He and Marilyn had already bought a small finishing block at Pirinoa and decided to fulfil Jim's youthful ambition of being a farmer. Their aim is to reach 15,000 stock units - the latest purchase takes them to close to 12,000 - to be "comfortably sustainable".

Judges in the farm environment awards described a "park-like feel" to the properties, where native bush is regenerating in gullies and beside streams, supplemented by plantings. Numerous gradient-controlled dams have created a string of wetlands, a "truly commendable accomplishment", the judges said.
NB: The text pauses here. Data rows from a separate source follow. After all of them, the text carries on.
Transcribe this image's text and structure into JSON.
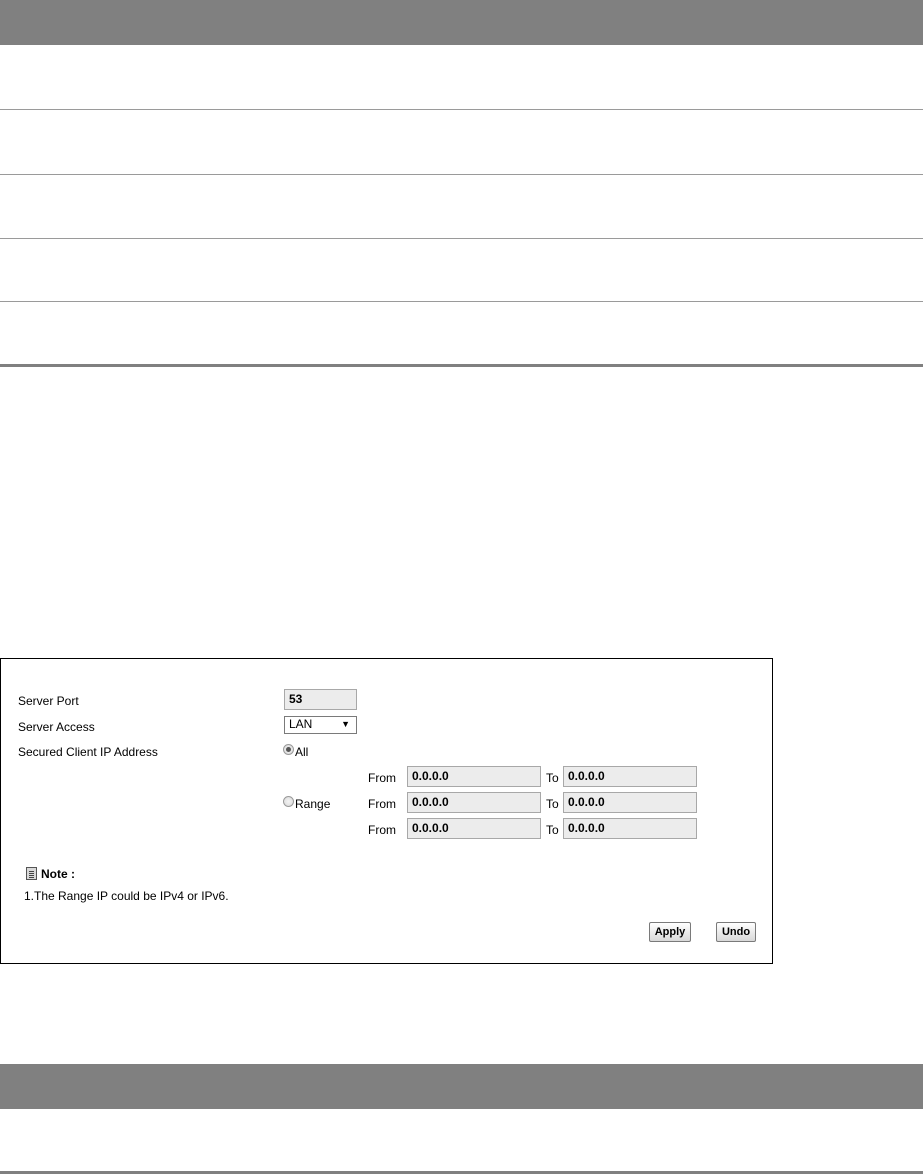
{
  "form": {
    "server_port": {
      "label": "Server Port",
      "value": "53"
    },
    "server_access": {
      "label": "Server Access",
      "selected": "LAN"
    },
    "secured_client": {
      "label": "Secured Client IP Address",
      "option_all": "All",
      "option_range": "Range",
      "selected": "All",
      "from_label": "From",
      "to_label": "To",
      "ranges": [
        {
          "from": "0.0.0.0",
          "to": "0.0.0.0"
        },
        {
          "from": "0.0.0.0",
          "to": "0.0.0.0"
        },
        {
          "from": "0.0.0.0",
          "to": "0.0.0.0"
        }
      ]
    },
    "note": {
      "title": "Note :",
      "lines": [
        "1.The Range IP could be IPv4 or IPv6."
      ]
    },
    "buttons": {
      "apply": "Apply",
      "undo": "Undo"
    }
  },
  "icons": {
    "note": "note-document-icon",
    "dropdown": "triangle-down-icon"
  },
  "colors": {
    "header_band": "#808080",
    "input_bg": "#ececec",
    "rule": "#9a9a9a"
  }
}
Jim admits his farming knowledge is "just enough to be dangerous". Interests overseas, including two children and two grandchildren, mean he and Marilyn spend up to four months of the year away and Kurt is "fully in charge", with the help of two full-time staff and contractors.

They have a mission statement to employ an "empowered and motivated" workforce and Jim says staff education and development are a priority. "It goes back to what I saw in Africa - good people denied educational opportunities. It is hugely inefficient for a country if it doesn't utilise its young people."

He and Marilyn also fund scholarships for post-graduate ecological science students at Victoria University. As a young accountant at Mobil, he benefited from a policy to promote emerging talent.

"Mobil was willing to give them as much authority as they could risk. The key question was, ‘Has this person got the smarts?' "

Now he is following a similar policy. "Kurt may not have come here with a Lincoln diploma but he has the smarts."

He is innovative, Jim says. An example is Kurt's creation of lamb-finishing pastures. In one drill, he plants plantain and rape. The rape lasts for summer and the plantain through the winter. In spring, chicory and clover are broadcast on to the former rape-plantain fields from the same pass as maintenance fertiliser, ensuring no time lag for new pasture.

Kurt has also shown he is not afraid of hard work. "Then there is the softer issue: What is this person like as a human being, his relationship to other people, his contribution to the community? All of that seems to be in place."

Jim says the offer of an equity partnership came up because he and Marilyn wanted to keep Kurt as their manager. "Our view was if we financed Kurt and Lisa into a farm, they would be likely to stay here for a longer period of time than they might have done."

Kurt says he is "honoured to be here".

Lisa, who was a Briscoes manager before having Beauden, says, "It is nice to have that security. We know we will be here for a long time, in a strong community of traditional family farms with good community-minded people."

The couple are stalwarts of the local rugby club, Tuhirangi, with Kurt the team manager and Lisa the secretary.

Kurt says the onus is now on him to be worthy of the Laws' faith in him, but Jim says he only has to produce his normal performance. "Kurt's got his diploma studies, his new baby, new staff, new land to bring in to the operation - there's so much stuff to do.

"When he gets his head above it I'll think of other opportunities to extend him, such as a role on the board of Taratahi. He'd be a great example for the students."